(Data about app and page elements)
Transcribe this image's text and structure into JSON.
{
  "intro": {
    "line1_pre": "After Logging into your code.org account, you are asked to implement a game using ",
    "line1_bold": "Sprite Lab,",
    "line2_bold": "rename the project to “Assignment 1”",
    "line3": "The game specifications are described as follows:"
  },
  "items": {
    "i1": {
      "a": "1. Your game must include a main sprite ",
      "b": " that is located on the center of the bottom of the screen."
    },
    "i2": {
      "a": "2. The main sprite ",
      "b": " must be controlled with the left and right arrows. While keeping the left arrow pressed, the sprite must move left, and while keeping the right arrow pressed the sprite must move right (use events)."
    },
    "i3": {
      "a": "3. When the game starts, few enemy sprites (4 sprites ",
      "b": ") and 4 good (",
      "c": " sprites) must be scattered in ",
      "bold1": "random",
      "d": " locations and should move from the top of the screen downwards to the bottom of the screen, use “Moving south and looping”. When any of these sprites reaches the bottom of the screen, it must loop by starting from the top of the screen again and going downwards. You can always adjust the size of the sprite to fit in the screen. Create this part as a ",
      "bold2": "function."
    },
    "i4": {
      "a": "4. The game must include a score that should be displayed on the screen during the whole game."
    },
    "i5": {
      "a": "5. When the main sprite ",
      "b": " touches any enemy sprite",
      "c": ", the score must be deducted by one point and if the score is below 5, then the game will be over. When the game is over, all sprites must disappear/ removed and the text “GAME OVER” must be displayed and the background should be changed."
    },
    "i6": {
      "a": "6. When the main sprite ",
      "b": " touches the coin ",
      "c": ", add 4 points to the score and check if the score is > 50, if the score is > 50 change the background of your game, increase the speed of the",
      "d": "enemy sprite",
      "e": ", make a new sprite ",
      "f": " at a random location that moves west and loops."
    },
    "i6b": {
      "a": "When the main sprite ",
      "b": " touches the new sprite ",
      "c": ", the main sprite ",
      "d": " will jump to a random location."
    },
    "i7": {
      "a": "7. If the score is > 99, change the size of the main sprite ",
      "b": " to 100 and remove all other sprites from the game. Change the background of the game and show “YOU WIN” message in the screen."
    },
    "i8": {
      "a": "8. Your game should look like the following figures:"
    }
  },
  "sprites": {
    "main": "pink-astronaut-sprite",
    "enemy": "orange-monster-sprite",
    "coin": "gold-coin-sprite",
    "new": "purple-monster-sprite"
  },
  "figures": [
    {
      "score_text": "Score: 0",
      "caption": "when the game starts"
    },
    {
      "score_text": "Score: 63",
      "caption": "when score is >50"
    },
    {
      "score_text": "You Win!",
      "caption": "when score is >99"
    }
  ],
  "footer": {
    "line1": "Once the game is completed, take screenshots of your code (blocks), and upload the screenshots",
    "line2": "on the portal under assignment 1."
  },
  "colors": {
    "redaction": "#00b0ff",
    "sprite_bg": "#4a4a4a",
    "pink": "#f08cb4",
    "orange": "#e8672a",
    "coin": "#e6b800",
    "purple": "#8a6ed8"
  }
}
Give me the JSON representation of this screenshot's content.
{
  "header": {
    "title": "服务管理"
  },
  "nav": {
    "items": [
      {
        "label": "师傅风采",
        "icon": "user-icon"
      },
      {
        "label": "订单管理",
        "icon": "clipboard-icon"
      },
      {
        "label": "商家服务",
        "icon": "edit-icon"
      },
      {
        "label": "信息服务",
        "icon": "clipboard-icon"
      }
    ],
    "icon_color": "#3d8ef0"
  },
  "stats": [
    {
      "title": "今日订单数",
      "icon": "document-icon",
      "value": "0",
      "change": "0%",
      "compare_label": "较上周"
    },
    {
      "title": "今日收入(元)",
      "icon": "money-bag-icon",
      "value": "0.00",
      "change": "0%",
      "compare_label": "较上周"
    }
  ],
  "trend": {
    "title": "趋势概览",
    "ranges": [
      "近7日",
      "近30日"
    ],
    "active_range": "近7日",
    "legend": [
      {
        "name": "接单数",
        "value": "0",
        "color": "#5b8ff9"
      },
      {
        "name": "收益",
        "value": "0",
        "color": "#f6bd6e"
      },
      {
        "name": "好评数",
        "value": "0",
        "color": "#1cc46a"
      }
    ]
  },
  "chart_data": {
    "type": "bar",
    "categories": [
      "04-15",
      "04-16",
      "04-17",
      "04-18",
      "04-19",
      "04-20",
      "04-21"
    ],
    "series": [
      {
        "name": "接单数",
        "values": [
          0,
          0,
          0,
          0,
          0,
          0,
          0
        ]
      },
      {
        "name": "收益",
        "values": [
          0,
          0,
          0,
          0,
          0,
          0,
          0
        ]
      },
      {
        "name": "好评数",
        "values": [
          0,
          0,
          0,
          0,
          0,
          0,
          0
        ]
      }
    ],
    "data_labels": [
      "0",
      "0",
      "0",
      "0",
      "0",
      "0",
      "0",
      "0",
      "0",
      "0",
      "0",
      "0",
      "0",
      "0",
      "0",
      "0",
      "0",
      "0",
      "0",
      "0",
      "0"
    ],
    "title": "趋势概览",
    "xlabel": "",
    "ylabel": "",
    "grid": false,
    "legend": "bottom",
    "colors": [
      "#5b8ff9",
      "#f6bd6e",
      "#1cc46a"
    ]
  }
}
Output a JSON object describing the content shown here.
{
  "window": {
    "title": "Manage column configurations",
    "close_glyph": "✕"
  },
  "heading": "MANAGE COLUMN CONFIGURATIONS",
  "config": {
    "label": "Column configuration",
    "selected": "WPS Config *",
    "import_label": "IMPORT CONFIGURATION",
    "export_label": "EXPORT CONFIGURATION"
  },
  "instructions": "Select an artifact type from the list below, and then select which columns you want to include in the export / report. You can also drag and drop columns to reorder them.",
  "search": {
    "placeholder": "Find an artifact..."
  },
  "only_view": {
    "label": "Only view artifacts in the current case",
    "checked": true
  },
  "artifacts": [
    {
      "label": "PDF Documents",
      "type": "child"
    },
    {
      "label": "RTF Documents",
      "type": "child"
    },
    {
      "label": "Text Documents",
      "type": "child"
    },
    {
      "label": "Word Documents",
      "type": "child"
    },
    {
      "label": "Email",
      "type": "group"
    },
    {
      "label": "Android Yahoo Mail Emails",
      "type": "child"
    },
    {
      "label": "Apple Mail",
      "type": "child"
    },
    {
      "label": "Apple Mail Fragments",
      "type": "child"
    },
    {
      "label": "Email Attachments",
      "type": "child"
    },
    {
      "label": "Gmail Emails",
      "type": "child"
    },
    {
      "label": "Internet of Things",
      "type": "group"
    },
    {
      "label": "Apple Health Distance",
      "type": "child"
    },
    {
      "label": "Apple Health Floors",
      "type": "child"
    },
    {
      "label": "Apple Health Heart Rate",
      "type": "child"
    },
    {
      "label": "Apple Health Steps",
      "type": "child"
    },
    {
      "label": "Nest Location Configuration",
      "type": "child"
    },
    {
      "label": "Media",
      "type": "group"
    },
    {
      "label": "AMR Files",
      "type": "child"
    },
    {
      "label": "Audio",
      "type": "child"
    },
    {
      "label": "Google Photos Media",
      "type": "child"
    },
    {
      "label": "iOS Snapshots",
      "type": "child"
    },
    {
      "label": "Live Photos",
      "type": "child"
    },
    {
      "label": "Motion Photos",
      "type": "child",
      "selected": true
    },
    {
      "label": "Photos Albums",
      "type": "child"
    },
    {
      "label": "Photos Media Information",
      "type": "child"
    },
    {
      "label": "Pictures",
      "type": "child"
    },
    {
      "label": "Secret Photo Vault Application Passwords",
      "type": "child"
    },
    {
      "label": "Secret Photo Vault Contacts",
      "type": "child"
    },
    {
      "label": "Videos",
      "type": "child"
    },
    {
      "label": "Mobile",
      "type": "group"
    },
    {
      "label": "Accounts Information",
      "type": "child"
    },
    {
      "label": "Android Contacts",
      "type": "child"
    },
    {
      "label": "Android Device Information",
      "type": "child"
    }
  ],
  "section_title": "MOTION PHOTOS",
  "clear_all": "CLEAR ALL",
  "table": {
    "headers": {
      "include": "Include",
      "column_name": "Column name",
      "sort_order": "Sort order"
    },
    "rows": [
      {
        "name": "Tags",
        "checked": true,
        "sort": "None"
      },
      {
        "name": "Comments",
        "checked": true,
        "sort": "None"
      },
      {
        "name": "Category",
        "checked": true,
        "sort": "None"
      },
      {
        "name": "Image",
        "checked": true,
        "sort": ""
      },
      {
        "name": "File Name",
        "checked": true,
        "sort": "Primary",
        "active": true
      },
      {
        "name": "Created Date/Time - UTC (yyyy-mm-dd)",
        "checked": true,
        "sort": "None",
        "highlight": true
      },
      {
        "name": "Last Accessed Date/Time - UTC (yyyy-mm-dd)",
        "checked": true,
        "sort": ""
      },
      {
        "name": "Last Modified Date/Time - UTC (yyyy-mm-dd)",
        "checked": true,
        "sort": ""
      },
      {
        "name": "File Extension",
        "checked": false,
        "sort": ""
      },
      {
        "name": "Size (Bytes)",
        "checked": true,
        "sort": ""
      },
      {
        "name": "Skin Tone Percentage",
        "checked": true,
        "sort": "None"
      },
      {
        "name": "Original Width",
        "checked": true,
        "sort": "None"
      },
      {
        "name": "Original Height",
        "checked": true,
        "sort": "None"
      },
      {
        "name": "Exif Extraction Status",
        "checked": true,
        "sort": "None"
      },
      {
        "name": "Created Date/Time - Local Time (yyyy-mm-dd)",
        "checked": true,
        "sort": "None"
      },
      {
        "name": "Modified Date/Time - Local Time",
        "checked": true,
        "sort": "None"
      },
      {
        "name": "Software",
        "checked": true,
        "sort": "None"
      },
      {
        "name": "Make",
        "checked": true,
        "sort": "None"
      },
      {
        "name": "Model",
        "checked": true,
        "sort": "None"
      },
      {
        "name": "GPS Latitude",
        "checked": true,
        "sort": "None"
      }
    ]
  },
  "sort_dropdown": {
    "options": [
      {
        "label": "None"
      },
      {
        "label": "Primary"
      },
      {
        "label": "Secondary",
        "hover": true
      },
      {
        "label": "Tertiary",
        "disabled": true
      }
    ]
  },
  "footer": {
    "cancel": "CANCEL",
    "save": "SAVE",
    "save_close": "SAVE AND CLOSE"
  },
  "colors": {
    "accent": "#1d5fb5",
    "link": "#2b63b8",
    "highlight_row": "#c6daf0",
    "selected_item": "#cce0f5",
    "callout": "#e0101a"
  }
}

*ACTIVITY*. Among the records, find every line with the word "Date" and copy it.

*ANSWER SPACE*.
        "name": "Created Date/Time - UTC (yyyy-mm-dd)",
        "name": "Last Accessed Date/Time - UTC (yyyy-mm-dd)",
        "name": "Last Modified Date/Time - UTC (yyyy-mm-dd)",
        "name": "Created Date/Time - Local Time (yyyy-mm-dd)",
        "name": "Modified Date/Time - Local Time",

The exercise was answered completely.